• _Task to carry out_
Among the lines of the material, copy those that hold the string "title".
************
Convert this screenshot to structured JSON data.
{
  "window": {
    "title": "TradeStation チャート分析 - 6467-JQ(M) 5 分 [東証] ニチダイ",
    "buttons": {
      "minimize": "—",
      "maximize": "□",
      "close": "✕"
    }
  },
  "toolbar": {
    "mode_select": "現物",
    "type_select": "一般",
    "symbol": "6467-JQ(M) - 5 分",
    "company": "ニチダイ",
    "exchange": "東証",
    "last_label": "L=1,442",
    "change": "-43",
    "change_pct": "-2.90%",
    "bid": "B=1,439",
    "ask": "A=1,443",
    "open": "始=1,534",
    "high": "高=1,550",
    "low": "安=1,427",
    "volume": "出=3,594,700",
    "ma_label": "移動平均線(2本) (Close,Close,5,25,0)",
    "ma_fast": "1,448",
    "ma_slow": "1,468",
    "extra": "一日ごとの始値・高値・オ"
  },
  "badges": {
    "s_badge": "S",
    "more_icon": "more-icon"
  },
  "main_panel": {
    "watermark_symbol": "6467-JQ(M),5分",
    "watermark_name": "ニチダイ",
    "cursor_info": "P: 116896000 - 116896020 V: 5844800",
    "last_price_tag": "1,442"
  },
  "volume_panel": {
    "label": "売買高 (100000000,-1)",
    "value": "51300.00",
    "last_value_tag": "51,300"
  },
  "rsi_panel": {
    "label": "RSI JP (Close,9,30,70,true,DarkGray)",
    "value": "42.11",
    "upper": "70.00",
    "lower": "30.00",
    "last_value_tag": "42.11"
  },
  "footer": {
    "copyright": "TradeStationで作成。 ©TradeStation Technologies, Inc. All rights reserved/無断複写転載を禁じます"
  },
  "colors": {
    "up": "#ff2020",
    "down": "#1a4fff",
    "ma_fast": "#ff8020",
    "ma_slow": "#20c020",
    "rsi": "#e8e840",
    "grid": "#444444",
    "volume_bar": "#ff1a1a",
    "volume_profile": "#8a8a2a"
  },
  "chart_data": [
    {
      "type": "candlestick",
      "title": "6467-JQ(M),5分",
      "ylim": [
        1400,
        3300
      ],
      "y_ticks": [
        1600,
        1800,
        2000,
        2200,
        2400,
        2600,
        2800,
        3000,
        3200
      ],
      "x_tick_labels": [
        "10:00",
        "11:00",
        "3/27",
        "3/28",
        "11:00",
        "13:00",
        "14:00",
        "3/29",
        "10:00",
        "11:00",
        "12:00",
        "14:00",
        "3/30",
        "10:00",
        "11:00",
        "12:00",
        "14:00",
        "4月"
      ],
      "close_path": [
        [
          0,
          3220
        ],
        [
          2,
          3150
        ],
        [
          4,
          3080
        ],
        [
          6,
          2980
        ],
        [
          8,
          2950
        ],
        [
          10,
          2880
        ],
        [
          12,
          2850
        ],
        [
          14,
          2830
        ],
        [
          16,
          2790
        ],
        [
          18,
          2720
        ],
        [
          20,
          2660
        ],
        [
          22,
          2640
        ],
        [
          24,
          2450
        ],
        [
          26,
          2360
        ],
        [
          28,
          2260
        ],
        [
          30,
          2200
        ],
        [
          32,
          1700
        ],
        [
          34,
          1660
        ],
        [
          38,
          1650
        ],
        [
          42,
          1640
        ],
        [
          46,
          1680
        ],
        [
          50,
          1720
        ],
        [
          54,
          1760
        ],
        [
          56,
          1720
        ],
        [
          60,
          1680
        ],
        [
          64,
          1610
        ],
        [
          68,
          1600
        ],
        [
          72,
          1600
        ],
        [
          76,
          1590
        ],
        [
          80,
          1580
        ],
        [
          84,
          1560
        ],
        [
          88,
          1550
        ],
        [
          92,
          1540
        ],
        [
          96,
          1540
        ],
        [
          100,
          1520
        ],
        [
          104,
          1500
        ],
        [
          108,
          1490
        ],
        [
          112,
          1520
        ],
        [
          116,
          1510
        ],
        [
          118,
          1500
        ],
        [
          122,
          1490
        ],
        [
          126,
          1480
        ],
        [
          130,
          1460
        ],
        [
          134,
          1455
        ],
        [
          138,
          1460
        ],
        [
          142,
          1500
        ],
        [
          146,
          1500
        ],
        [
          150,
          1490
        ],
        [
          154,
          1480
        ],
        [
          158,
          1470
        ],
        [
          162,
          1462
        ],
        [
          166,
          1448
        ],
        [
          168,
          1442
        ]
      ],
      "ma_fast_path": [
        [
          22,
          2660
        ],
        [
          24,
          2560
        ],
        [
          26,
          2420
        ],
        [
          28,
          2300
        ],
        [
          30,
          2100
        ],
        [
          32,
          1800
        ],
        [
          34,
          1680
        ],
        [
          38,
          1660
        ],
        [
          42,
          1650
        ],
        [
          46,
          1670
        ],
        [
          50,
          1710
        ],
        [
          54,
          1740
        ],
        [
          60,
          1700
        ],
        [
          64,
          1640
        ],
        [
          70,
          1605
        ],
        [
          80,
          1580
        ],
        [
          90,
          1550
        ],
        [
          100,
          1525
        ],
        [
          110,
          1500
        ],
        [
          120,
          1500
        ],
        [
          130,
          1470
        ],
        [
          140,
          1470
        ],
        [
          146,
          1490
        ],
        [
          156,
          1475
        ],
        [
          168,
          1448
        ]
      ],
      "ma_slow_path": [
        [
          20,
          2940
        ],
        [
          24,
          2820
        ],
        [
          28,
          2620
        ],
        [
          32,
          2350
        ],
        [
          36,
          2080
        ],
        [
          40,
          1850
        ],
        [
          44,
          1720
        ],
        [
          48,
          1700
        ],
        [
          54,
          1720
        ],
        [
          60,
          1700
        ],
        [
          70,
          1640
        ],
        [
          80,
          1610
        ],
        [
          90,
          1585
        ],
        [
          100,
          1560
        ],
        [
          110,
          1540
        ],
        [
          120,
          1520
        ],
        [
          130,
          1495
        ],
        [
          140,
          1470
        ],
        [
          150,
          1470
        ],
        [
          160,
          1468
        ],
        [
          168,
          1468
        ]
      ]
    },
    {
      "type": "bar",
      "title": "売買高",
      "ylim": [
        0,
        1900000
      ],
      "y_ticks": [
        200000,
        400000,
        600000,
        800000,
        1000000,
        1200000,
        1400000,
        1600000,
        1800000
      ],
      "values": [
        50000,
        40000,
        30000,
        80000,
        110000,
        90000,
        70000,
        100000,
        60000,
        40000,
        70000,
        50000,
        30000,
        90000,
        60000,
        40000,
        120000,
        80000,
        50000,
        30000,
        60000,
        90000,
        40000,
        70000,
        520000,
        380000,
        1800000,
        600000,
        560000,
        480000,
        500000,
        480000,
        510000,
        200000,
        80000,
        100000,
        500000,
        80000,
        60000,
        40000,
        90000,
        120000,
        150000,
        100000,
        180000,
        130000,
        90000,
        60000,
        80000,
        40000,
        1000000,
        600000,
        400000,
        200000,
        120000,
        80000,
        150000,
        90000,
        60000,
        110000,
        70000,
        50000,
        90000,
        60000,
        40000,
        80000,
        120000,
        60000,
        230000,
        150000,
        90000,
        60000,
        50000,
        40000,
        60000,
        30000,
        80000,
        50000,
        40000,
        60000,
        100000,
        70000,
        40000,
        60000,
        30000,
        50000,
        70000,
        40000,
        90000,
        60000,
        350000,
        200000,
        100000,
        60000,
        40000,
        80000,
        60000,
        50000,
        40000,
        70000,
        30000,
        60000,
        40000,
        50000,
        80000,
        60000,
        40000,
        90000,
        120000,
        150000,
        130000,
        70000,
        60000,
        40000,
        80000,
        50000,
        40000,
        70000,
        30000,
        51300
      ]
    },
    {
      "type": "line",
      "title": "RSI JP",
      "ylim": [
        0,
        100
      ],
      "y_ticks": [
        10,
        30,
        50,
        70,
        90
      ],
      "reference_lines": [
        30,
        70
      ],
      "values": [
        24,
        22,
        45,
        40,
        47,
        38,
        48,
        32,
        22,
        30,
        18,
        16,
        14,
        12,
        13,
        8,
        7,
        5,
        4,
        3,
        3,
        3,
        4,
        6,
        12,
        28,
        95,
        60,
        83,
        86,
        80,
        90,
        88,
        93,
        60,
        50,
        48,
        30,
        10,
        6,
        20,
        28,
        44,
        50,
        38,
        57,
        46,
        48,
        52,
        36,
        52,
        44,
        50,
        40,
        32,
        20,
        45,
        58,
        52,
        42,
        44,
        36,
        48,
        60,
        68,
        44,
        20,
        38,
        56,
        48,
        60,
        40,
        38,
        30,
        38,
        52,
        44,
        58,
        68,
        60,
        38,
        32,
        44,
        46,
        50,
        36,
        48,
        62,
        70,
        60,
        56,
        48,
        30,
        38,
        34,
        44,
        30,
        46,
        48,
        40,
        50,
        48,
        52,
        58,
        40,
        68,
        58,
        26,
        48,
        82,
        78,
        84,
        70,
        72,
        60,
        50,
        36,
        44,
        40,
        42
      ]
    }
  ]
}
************
• _Answer space_
    "title": "TradeStation チャート分析 - 6467-JQ(M) 5 分 [東証] ニチダイ",
      "title": "6467-JQ(M),5分",
      "title": "売買高",
      "title": "RSI JP",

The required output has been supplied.